The country’s cement industry received a jolt on Thursday when the Monopolies and Restrictive Trade Practices Commission (MRTPC) said it saw a cartel among domestic manufacturers and ordered them to stop acting together to keep prices artificially at high levels. The order holds no punishment for some of the biggest names in the industry, but castigates big companies for acting in unison for 17 years against consumer interest.
“They have been acting concertedly….” The commission said of 41 manufacturers. The ruling is in line with a law that mandates that measures that go against the competitive spirit and consumer interest can be stopped.
Commerce and industry minister Kamal Nath on Thursday said that the government was looking into the MRTPC order. A senior official in a leading cement company said that the industry would abide by the MRTPC order.
“We issue a ‘cease and desist’ order against the respondents…and direct them not to indulge in any arrangement directly or indirectly through the instrumentality of Cement Manufacturers Association (CMA), or otherwise in fixing the prices of their produce in concert or in follow up of a concert,,” the Commission headed by Justice O.P. Dwivedi said.
However, the order that came after 17 long years is unlikely to have any immediate impact on cement prices. The commission observed that there is no fine prescribed nor there is any imprisonment to anybody. “The adverse finding, if proved, is in the nature of showing a yellow card only,” it said.
The commission also directed the cement companies to file a compliance affidavit within eight weeks. The inquiry into possible “cartelisation” was directed at 41 cement companies, including top cement makers Ambuja Cements Ltd, ACC Cements Ltd, India Cements Ltd, Madras Cements Ltd Shree Cement Ltd, Dalmia Cement Ltd and Larsen & Toubro.
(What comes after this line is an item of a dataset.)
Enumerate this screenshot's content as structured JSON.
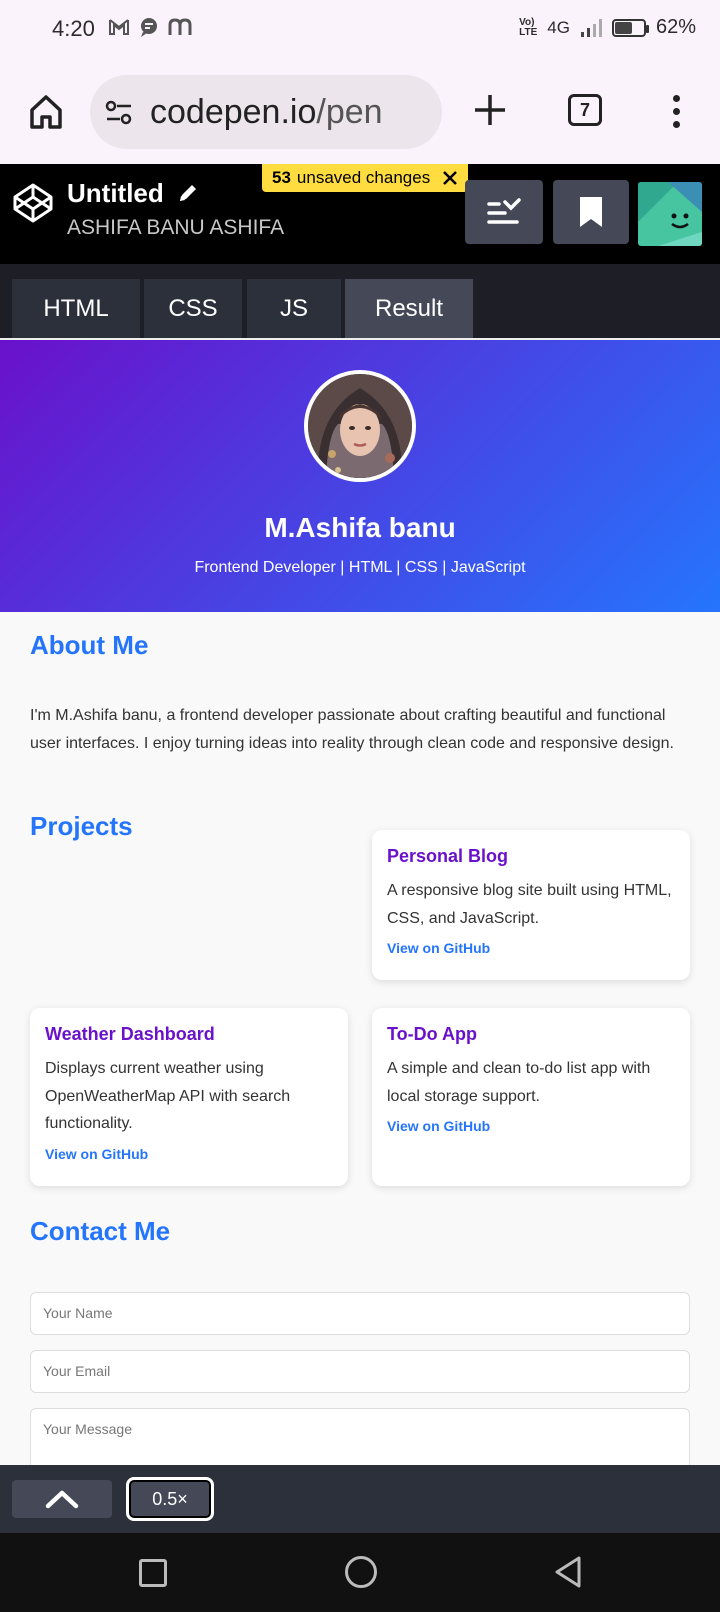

The commission, which had initiated inquiry in 1990, said that cement companies have made no effort to justify the price rise on the basis of cost. The MRTPC Director General of Investigations had alleged that the companies were imposing unjustified cost on consumers by way of price manipulation.
Cement manufacturers courted controversy shortly after presentation of the Union budget this year after the government charged them of artificially raising prices.
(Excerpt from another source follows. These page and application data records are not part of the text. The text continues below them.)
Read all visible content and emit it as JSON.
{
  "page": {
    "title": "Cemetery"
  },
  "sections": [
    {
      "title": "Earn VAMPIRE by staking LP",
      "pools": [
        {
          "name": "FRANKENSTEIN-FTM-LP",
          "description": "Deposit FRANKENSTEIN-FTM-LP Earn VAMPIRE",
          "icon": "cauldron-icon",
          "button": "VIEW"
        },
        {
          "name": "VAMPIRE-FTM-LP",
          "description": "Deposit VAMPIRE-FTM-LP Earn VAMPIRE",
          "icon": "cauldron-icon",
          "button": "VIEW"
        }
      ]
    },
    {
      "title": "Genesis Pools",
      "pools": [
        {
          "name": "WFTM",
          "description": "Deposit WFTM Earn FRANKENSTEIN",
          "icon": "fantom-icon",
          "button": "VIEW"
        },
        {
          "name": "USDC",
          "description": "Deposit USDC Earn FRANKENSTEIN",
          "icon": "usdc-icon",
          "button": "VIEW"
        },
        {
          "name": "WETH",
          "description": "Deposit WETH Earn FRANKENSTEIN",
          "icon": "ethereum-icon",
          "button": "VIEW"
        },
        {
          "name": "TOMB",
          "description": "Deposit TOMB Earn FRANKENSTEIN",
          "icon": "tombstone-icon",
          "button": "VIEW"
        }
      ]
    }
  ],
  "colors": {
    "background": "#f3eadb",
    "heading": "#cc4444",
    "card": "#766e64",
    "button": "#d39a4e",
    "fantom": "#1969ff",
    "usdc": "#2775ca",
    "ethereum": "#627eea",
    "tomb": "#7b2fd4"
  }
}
The price of cement in India has reached a level of around Rs 240 for a 50 kg bag, as compared to the landed cost of imported cement which is expected to be around Rs 170 per 50 kg bag.
Cement manufacturers had increased the prices of cement by Rs 12 per 50 kg following the proposal in the budget to introduce a differential excise tax regime. The government had proposed to reduce the excise duty to Rs 350 from Rs 400 per tonne on cement whose retail price is not more than Rs 190 per 50kg bag. On cement that has a higher retail price, the excise duty was fixed at Rs 600 per tonne.